** What you should do **
Copy out each line of the data holding "Calibration".

** Data extracts **
......
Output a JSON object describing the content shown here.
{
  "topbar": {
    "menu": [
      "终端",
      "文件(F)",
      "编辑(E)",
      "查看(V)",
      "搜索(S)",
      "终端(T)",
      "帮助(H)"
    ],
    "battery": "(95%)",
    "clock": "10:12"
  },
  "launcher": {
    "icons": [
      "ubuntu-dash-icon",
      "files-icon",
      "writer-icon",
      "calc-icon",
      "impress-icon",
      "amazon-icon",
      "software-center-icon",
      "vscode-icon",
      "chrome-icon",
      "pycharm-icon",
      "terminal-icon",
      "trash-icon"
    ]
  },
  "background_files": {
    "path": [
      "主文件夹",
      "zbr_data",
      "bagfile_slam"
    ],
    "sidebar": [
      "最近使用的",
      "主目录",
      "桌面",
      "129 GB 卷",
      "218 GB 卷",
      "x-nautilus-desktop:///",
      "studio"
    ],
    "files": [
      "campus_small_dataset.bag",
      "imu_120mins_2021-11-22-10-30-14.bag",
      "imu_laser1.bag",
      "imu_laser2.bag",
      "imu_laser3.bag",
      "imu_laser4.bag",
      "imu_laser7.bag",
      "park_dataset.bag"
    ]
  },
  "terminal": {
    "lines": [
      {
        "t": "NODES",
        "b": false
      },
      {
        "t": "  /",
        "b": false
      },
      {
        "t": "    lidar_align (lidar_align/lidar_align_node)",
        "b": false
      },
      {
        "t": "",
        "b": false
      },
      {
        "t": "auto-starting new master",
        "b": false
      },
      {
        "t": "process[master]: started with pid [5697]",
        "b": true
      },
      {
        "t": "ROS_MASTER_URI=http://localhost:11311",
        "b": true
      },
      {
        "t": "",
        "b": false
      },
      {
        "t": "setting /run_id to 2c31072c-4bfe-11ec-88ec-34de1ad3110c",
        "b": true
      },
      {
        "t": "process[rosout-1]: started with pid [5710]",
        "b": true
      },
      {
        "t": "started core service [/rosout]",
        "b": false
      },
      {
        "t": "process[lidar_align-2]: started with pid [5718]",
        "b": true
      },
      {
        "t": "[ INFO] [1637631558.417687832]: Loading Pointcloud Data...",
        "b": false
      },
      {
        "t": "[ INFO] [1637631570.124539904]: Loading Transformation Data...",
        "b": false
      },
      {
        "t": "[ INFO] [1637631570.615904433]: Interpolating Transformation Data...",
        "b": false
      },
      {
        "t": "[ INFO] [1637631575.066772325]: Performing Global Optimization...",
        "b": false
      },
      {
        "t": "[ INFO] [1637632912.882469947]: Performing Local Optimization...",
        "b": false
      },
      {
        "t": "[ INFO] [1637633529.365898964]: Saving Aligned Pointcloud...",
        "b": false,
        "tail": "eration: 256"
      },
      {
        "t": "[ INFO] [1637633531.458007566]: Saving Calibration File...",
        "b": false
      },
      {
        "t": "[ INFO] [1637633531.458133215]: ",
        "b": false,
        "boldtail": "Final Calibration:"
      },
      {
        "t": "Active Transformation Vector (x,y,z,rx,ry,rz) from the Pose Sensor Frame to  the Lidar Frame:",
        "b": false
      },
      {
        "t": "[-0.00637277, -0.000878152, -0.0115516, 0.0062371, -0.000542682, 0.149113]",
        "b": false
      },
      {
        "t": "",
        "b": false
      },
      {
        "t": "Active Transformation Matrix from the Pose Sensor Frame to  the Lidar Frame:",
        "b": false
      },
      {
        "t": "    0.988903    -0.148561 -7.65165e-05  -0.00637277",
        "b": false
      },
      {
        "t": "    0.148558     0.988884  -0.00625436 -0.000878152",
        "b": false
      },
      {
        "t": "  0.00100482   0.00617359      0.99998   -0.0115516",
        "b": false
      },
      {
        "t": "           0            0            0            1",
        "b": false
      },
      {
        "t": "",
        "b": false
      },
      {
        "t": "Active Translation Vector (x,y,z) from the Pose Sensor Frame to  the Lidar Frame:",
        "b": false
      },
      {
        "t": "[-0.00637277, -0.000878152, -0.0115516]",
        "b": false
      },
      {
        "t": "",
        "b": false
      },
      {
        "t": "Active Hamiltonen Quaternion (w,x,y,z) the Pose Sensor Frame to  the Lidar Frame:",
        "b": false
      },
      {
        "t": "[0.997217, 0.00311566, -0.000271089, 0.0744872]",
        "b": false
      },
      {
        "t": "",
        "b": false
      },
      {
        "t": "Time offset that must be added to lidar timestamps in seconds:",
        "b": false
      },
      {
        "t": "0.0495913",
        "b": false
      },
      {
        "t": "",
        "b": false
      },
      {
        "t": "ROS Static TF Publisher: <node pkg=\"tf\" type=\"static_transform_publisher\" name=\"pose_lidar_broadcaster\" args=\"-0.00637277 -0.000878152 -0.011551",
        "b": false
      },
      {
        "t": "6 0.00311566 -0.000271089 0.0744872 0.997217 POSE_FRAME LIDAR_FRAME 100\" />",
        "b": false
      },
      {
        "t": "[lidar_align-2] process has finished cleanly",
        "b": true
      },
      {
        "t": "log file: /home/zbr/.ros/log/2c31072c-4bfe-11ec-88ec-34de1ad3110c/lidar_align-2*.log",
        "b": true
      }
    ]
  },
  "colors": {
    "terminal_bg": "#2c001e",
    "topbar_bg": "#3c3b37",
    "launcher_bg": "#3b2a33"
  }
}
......
** Your response **
        "t": "[ INFO] [1637633531.458007566]: Saving Calibration File...",
        "boldtail": "Final Calibration:"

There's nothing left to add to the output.